MT: Always so many reasons why we like and dislike some certain styles and sometimes you’re not even aware of why. It’s a really good explanation. For sure, as a woman, growing up I was told, you are a girl, so you not allowed to do this and that… so maybe I’m looking for that freedom and to take back my freedom. It’s still such a big challenge at this stage, as a woman and I just hope it’s going to change with time. I feel like it is changing, it is just not there yet, but I feel a lot of hope and I feel like music is a big part of that change.
Watching Malika’s videos, I am inspired by the role model she has become. I visualize young girls across the world watching this powerful woman, exploring her thoughts, strengths and positivity through such incredible music and believing that they can do anything. This is powerful stuff. What becomes very clear from talking to Malika is how energetic and powerful her live performances must be. Sadly, due to the current global issues, she is not gigging but I spoke to her about the live performance element of her work and what she hoped audiences would feel.

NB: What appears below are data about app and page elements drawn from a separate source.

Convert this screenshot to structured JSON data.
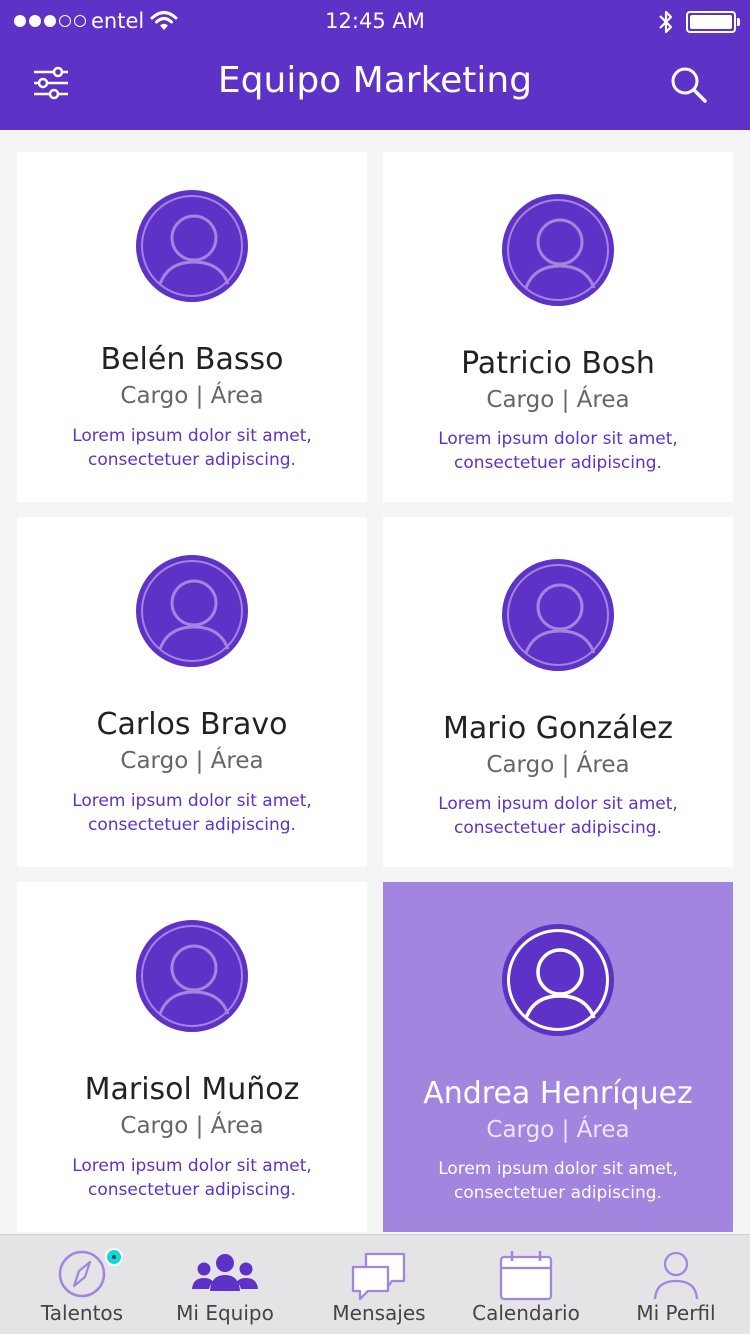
{
  "status_bar": {
    "carrier": "entel",
    "time": "12:45 AM"
  },
  "header": {
    "title": "Equipo Marketing",
    "left_icon": "filter-sliders-icon",
    "right_icon": "search-icon"
  },
  "colors": {
    "primary": "#5e32c7",
    "highlight_card": "#a185de",
    "badge": "#19d6d6"
  },
  "members": [
    {
      "name": "Belén Basso",
      "role": "Cargo | Área",
      "desc_line1": "Lorem ipsum dolor sit amet,",
      "desc_line2": "consectetuer adipiscing.",
      "selected": false
    },
    {
      "name": "Patricio Bosh",
      "role": "Cargo | Área",
      "desc_line1": "Lorem ipsum dolor sit amet,",
      "desc_line2": "consectetuer adipiscing.",
      "selected": false
    },
    {
      "name": "Carlos Bravo",
      "role": "Cargo | Área",
      "desc_line1": "Lorem ipsum dolor sit amet,",
      "desc_line2": "consectetuer adipiscing.",
      "selected": false
    },
    {
      "name": "Mario González",
      "role": "Cargo | Área",
      "desc_line1": "Lorem ipsum dolor sit amet,",
      "desc_line2": "consectetuer adipiscing.",
      "selected": false
    },
    {
      "name": "Marisol Muñoz",
      "role": "Cargo | Área",
      "desc_line1": "Lorem ipsum dolor sit amet,",
      "desc_line2": "consectetuer adipiscing.",
      "selected": false
    },
    {
      "name": "Andrea Henríquez",
      "role": "Cargo | Área",
      "desc_line1": "Lorem ipsum dolor sit amet,",
      "desc_line2": "consectetuer adipiscing.",
      "selected": true
    }
  ],
  "tabs": [
    {
      "label": "Talentos",
      "icon": "compass-icon",
      "has_badge": true
    },
    {
      "label": "Mi Equipo",
      "icon": "team-icon",
      "active": true
    },
    {
      "label": "Mensajes",
      "icon": "chat-bubbles-icon"
    },
    {
      "label": "Calendario",
      "icon": "calendar-icon"
    },
    {
      "label": "Mi Perfil",
      "icon": "user-icon"
    }
  ]
}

MT: It’s hard because it’s actually my favourite thing. I love the studio but it’s really different to be live. My God it’s such an exchange with people that you don’t know because they connect to your music. It’s so beautiful to have all these vibrational exchanges with people and the energy…. So, for sure, let me! I miss it dearly but it’s only going to make it even more extraordinary when it comes back. I want audiences to feel inspired. I want them to feel like a living experience, that they were touched by the music and that they are hopeful.
If you had not heard of Malika Tirolien before, then do please explore her work. She is powerful artist that brings joy, inspiration and new hope and goodness knows, we all need that. A beautiful soul whose energy, talent and music needs to be heard and felt.
More information on Malika can be found at here website.
Here latest album is available on all the usual platforms including Bandcamp.
Last modified: April 28, 2021